Final grades will be determined on the following basis:
Individual Assignments / Exams (50%)
Final group project (30%)
Class preparation and participation (20%)
The process of assigning grades is intended to be one of unbiased evaluation. Students are encouraged to respect the integrity and authority of the professor’s grading system and are discouraged from pursuing arbitrary challenges to it.
If you believe an inadvertent error has been made in the grading of an individual assignment or in assessing an overall course grade, a request to have the grade re-evaluated may be submitted. You must submit such requests in writing to me within 7 days of receiving the grade, including a brief written statement of why you believe that an error in grading has been made.
In-class contribution is a significant part of your grade and an important part of our shared learning experience. Your active participation helps me to evaluate your overall performance.
You can excel in this area if you come to class on time and contribute to the course by:

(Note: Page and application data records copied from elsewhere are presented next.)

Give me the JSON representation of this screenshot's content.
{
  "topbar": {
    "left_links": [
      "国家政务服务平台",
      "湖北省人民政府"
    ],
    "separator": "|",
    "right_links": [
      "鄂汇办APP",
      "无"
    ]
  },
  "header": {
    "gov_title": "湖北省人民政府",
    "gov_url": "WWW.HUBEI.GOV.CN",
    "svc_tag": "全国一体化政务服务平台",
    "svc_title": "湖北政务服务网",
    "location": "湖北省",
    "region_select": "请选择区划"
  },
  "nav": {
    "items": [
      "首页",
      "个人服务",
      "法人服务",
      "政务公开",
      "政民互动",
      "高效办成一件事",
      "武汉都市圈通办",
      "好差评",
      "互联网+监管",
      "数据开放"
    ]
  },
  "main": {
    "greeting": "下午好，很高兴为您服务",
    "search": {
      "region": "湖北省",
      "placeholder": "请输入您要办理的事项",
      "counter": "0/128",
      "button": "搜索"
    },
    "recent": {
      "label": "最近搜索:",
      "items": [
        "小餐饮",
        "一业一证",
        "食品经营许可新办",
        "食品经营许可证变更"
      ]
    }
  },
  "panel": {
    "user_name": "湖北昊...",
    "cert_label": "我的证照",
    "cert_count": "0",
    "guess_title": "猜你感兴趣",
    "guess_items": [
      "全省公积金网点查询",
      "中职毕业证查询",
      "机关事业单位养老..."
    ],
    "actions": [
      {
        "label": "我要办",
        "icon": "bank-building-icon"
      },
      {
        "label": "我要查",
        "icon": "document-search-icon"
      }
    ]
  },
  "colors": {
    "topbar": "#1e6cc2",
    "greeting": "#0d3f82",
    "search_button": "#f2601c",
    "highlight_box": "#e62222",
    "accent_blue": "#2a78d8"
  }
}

The School expects that students will conduct themselves with respect and professionalism toward faculty, students, and others present in class and will follow the rules laid down by the instructor for classroom behavior. Students who fail to do so may be asked to leave the classroom.
Collaboration on Graded Assignments
Students may not work together on graded assignment unless the instructor gives express permission.
Course evaluations are important to us and to students who come after you. Please complete them thoughtfully.
Integrity is critical to the learning process and to all that we do here at NYU Stern. As members of our community, all students agree to abide by the NYU Stern Student Code of Conduct, which includes a commitment to:
The entire Stern Student Code of Conduct applies to all students enrolled in Stern courses and can be found here:
Undergraduate College: http://www.stern.nyu.edu/uc/codeofconduct
Graduate Programs: http://w4.stern.nyu.edu/studentactivities/involved.cfm?doc_id=102505
To help ensure the integrity of our learning community, prose assignments you submit to Blackboard will be submitted to Turnitin. Turnitin will compare your submission to a database of prior submissions to Turnitin, current and archived Web pages, periodicals, journals, and publications. Additionally, your document will become part of the Turnitin database.
Your class may be recorded for educational purposes
If you have a qualified disability and will require academic accommodation of any kind during this course, you must notify me at the beginning of the course and provide a letter from the Moses Center for Students with Disabilities (CSD, 998-4980, www.nyu.edu/csd) verifying your registration and outlining the accommodations they recommend. If you will need to take an exam at the CSD, you must submit a completed Exam Accommodations Form to them at least one week prior to the scheduled exam time to be guaranteed accommodation.